WHAT THIS TASK INVOLVES
Within the records below, filter for lines carrying the word "JSON" and copy them.

MATERIAL SUPPLIED
Start of Block

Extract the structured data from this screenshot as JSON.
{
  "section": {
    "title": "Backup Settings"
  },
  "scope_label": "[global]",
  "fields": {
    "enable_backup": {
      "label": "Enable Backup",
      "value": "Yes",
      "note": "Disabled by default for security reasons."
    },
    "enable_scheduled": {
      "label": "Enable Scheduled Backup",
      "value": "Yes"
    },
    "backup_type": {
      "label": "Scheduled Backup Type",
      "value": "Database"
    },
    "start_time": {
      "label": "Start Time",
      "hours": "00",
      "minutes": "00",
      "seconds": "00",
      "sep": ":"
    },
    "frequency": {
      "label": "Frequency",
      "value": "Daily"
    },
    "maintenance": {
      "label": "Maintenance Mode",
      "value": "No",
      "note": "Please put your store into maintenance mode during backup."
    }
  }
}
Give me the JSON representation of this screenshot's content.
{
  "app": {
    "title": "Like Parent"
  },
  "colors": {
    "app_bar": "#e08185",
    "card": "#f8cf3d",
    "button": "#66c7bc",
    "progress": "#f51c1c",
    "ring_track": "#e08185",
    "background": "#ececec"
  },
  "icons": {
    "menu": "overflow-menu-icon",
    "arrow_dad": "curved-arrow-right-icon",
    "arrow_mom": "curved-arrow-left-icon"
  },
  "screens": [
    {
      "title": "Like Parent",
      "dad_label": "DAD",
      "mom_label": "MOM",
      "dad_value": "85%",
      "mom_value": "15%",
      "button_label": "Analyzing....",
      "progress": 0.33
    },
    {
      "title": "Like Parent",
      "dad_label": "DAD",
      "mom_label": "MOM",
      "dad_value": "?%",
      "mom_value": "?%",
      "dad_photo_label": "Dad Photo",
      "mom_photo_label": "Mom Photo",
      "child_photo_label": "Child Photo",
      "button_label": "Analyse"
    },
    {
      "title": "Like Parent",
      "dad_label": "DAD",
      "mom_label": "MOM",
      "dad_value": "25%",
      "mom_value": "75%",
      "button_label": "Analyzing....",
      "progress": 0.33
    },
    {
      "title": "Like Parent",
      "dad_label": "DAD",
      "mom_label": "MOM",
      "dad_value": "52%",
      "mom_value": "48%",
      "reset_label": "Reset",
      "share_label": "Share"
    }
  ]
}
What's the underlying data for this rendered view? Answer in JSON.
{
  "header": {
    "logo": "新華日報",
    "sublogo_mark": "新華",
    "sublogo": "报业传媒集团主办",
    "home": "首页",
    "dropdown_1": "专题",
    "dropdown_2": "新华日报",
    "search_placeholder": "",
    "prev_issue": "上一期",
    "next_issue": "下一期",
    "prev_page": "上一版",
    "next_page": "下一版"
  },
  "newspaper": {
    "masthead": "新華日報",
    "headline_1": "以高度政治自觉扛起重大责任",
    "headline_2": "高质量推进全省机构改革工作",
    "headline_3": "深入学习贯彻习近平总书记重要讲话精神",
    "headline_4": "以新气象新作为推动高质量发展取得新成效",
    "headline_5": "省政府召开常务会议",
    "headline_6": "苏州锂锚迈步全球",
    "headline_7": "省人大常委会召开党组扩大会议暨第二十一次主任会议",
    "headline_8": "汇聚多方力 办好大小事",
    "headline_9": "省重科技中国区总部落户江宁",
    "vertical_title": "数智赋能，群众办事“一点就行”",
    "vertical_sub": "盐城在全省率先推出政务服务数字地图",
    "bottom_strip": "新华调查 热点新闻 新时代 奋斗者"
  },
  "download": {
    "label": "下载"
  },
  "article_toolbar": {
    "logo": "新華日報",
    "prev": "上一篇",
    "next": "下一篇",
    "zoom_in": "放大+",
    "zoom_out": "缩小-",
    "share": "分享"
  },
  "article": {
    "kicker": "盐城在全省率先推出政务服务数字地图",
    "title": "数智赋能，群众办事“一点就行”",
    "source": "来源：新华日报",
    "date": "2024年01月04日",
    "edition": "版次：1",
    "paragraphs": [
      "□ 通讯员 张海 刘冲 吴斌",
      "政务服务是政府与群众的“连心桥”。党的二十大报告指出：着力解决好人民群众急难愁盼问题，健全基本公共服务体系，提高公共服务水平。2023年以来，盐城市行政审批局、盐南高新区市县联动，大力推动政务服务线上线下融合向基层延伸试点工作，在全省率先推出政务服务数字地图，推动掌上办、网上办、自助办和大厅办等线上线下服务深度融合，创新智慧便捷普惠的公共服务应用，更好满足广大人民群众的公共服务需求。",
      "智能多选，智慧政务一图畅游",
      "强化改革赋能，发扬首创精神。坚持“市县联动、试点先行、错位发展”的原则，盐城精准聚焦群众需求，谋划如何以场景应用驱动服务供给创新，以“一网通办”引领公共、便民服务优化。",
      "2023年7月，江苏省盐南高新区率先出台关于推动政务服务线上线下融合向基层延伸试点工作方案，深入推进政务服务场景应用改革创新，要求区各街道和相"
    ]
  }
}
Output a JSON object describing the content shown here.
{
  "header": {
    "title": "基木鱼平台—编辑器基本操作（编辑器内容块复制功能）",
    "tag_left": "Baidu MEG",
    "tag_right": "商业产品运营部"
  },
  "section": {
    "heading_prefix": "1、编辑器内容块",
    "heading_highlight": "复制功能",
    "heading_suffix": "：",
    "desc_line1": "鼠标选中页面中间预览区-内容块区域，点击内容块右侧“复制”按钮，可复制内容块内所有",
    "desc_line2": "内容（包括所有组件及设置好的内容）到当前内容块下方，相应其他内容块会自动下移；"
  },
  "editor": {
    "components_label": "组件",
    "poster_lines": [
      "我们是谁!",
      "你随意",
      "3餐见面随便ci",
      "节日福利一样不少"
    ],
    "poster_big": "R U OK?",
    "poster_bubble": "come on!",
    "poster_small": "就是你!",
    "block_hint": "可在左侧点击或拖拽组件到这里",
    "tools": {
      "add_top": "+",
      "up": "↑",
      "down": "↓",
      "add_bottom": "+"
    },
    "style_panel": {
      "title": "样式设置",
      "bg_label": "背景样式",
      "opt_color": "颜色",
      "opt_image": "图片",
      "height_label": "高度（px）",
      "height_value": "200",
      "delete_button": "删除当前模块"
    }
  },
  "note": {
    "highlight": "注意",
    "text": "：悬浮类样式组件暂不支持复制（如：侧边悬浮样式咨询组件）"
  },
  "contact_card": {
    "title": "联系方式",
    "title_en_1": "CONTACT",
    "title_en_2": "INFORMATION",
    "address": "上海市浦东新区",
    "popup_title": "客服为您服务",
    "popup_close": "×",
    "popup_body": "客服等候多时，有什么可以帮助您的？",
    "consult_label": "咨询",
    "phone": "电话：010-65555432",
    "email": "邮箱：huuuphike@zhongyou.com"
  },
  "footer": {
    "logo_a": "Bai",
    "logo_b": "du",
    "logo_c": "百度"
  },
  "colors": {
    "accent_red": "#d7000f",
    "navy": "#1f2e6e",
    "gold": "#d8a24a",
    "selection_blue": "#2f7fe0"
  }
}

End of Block

ANSWER TO THE PROBLEM
Extract the structured data from this screenshot as JSON.
Give me the JSON representation of this screenshot's content.
What's the underlying data for this rendered view? Answer in JSON.
Output a JSON object describing the content shown here.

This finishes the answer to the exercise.